→ **TASK INSTRUCTIONS**:
Write out each record below exactly, but not the pictures.

→ **WORKING DATA**:
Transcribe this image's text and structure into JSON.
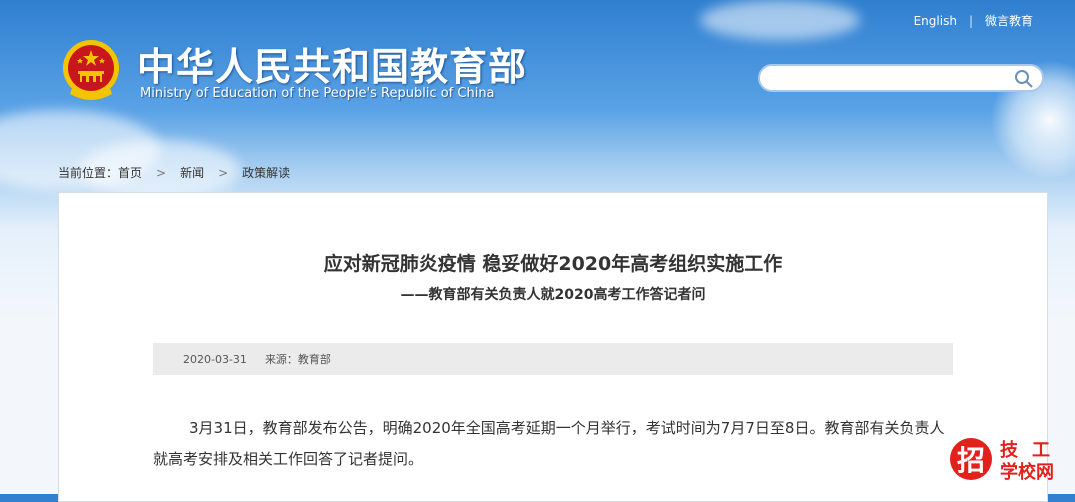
{
  "top_nav": {
    "english": "English",
    "separator": "|",
    "weiyan": "微言教育"
  },
  "header": {
    "title_cn": "中华人民共和国教育部",
    "title_en": "Ministry of Education of the People's Republic of China"
  },
  "search": {
    "placeholder": ""
  },
  "breadcrumb": {
    "prefix": "当前位置：",
    "items": [
      "首页",
      "新闻",
      "政策解读"
    ]
  },
  "article": {
    "title": "应对新冠肺炎疫情 稳妥做好2020年高考组织实施工作",
    "subtitle": "——教育部有关负责人就2020高考工作答记者问",
    "date": "2020-03-31",
    "source": "来源：教育部",
    "paragraph": "3月31日，教育部发布公告，明确2020年全国高考延期一个月举行，考试时间为7月7日至8日。教育部有关负责人就高考安排及相关工作回答了记者提问。"
  },
  "watermark": {
    "logo": "招",
    "line1": "技工",
    "line2": "学校网"
  },
  "colors": {
    "sky_top": "#2f7fd0",
    "emblem_red": "#c8161d",
    "emblem_gold": "#f5c400",
    "watermark_red": "#e2211c"
  }
}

→ **SOLVED EXERCISE**:
Transcribe this image's text and structure into JSON.
{
  "top_nav": {
    "english": "English",
    "separator": "|",
    "weiyan": "微言教育"
  },
  "header": {
    "title_cn": "中华人民共和国教育部",
    "title_en": "Ministry of Education of the People's Republic of China"
  },
  "search": {
    "placeholder": ""
  },
  "breadcrumb": {
    "prefix": "当前位置：",
    "items": [
      "首页",
      "新闻",
      "政策解读"
    ]
  },
  "article": {
    "title": "应对新冠肺炎疫情 稳妥做好2020年高考组织实施工作",
    "subtitle": "——教育部有关负责人就2020高考工作答记者问",
    "date": "2020-03-31",
    "source": "来源：教育部",
    "paragraph": "3月31日，教育部发布公告，明确2020年全国高考延期一个月举行，考试时间为7月7日至8日。教育部有关负责人就高考安排及相关工作回答了记者提问。"
  },
  "watermark": {
    "logo": "招",
    "line1": "技工",
    "line2": "学校网"
  },
  "colors": {
    "sky_top": "#2f7fd0",
    "emblem_red": "#c8161d",
    "emblem_gold": "#f5c400",
    "watermark_red": "#e2211c"
  }
}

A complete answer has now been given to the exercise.